- [ACTIVITY]:
Write the records out again, exactly.

- [TASK INPUTS]:
#####

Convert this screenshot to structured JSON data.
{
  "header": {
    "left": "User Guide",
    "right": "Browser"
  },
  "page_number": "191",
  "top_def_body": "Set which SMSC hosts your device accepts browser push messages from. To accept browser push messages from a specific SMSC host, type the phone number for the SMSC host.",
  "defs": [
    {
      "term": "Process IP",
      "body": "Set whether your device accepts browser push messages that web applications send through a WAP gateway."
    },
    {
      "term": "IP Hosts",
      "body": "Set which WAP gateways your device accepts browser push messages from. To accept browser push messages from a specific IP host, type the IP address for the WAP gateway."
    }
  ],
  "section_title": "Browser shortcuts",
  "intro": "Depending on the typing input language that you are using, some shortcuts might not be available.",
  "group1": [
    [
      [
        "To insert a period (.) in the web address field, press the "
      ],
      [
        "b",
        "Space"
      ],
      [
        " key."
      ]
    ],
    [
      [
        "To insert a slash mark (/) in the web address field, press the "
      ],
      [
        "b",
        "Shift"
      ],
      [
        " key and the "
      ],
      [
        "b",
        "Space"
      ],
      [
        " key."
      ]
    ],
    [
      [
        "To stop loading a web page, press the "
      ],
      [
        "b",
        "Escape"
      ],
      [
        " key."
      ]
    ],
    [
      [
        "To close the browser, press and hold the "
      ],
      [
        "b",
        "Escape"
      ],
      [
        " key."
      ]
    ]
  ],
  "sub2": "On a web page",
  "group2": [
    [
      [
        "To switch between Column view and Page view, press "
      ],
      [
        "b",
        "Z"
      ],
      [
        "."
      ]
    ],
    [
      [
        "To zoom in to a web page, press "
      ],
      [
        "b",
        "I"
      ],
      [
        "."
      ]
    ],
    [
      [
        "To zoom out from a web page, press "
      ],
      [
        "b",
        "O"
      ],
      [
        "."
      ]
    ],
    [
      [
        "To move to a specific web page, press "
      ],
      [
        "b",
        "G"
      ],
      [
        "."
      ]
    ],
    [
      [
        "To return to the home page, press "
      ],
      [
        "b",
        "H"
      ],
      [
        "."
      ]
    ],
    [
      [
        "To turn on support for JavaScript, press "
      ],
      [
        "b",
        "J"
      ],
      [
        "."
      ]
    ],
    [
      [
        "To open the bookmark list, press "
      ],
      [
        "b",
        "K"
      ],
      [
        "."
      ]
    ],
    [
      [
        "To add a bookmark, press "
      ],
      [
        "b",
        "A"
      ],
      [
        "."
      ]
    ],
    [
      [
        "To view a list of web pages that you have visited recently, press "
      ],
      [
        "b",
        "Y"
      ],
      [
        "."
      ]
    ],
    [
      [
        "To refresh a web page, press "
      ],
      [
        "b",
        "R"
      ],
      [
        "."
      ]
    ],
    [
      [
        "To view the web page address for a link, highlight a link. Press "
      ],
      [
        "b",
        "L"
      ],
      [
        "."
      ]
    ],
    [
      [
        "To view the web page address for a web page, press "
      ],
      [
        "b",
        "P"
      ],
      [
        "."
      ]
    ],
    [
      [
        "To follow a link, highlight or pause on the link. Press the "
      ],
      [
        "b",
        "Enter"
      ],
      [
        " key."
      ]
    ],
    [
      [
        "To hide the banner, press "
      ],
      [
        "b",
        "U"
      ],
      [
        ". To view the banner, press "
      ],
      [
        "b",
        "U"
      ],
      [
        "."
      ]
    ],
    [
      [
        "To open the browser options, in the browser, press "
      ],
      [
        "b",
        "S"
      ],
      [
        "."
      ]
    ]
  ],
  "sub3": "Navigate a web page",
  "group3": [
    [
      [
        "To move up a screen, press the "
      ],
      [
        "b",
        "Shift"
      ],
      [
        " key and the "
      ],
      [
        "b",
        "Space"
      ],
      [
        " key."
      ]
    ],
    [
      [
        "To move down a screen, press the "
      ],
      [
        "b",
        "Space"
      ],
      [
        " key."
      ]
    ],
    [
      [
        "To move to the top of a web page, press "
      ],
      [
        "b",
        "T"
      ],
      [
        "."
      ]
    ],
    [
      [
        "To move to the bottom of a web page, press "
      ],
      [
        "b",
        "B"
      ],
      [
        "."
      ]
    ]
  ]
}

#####

- [EXERCISE RESULT]:
Convert this screenshot to structured JSON data.
{
  "header": {
    "left": "User Guide",
    "right": "Browser"
  },
  "page_number": "191",
  "top_def_body": "Set which SMSC hosts your device accepts browser push messages from. To accept browser push messages from a specific SMSC host, type the phone number for the SMSC host.",
  "defs": [
    {
      "term": "Process IP",
      "body": "Set whether your device accepts browser push messages that web applications send through a WAP gateway."
    },
    {
      "term": "IP Hosts",
      "body": "Set which WAP gateways your device accepts browser push messages from. To accept browser push messages from a specific IP host, type the IP address for the WAP gateway."
    }
  ],
  "section_title": "Browser shortcuts",
  "intro": "Depending on the typing input language that you are using, some shortcuts might not be available.",
  "group1": [
    [
      [
        "To insert a period (.) in the web address field, press the "
      ],
      [
        "b",
        "Space"
      ],
      [
        " key."
      ]
    ],
    [
      [
        "To insert a slash mark (/) in the web address field, press the "
      ],
      [
        "b",
        "Shift"
      ],
      [
        " key and the "
      ],
      [
        "b",
        "Space"
      ],
      [
        " key."
      ]
    ],
    [
      [
        "To stop loading a web page, press the "
      ],
      [
        "b",
        "Escape"
      ],
      [
        " key."
      ]
    ],
    [
      [
        "To close the browser, press and hold the "
      ],
      [
        "b",
        "Escape"
      ],
      [
        " key."
      ]
    ]
  ],
  "sub2": "On a web page",
  "group2": [
    [
      [
        "To switch between Column view and Page view, press "
      ],
      [
        "b",
        "Z"
      ],
      [
        "."
      ]
    ],
    [
      [
        "To zoom in to a web page, press "
      ],
      [
        "b",
        "I"
      ],
      [
        "."
      ]
    ],
    [
      [
        "To zoom out from a web page, press "
      ],
      [
        "b",
        "O"
      ],
      [
        "."
      ]
    ],
    [
      [
        "To move to a specific web page, press "
      ],
      [
        "b",
        "G"
      ],
      [
        "."
      ]
    ],
    [
      [
        "To return to the home page, press "
      ],
      [
        "b",
        "H"
      ],
      [
        "."
      ]
    ],
    [
      [
        "To turn on support for JavaScript, press "
      ],
      [
        "b",
        "J"
      ],
      [
        "."
      ]
    ],
    [
      [
        "To open the bookmark list, press "
      ],
      [
        "b",
        "K"
      ],
      [
        "."
      ]
    ],
    [
      [
        "To add a bookmark, press "
      ],
      [
        "b",
        "A"
      ],
      [
        "."
      ]
    ],
    [
      [
        "To view a list of web pages that you have visited recently, press "
      ],
      [
        "b",
        "Y"
      ],
      [
        "."
      ]
    ],
    [
      [
        "To refresh a web page, press "
      ],
      [
        "b",
        "R"
      ],
      [
        "."
      ]
    ],
    [
      [
        "To view the web page address for a link, highlight a link. Press "
      ],
      [
        "b",
        "L"
      ],
      [
        "."
      ]
    ],
    [
      [
        "To view the web page address for a web page, press "
      ],
      [
        "b",
        "P"
      ],
      [
        "."
      ]
    ],
    [
      [
        "To follow a link, highlight or pause on the link. Press the "
      ],
      [
        "b",
        "Enter"
      ],
      [
        " key."
      ]
    ],
    [
      [
        "To hide the banner, press "
      ],
      [
        "b",
        "U"
      ],
      [
        ". To view the banner, press "
      ],
      [
        "b",
        "U"
      ],
      [
        "."
      ]
    ],
    [
      [
        "To open the browser options, in the browser, press "
      ],
      [
        "b",
        "S"
      ],
      [
        "."
      ]
    ]
  ],
  "sub3": "Navigate a web page",
  "group3": [
    [
      [
        "To move up a screen, press the "
      ],
      [
        "b",
        "Shift"
      ],
      [
        " key and the "
      ],
      [
        "b",
        "Space"
      ],
      [
        " key."
      ]
    ],
    [
      [
        "To move down a screen, press the "
      ],
      [
        "b",
        "Space"
      ],
      [
        " key."
      ]
    ],
    [
      [
        "To move to the top of a web page, press "
      ],
      [
        "b",
        "T"
      ],
      [
        "."
      ]
    ],
    [
      [
        "To move to the bottom of a web page, press "
      ],
      [
        "b",
        "B"
      ],
      [
        "."
      ]
    ]
  ]
}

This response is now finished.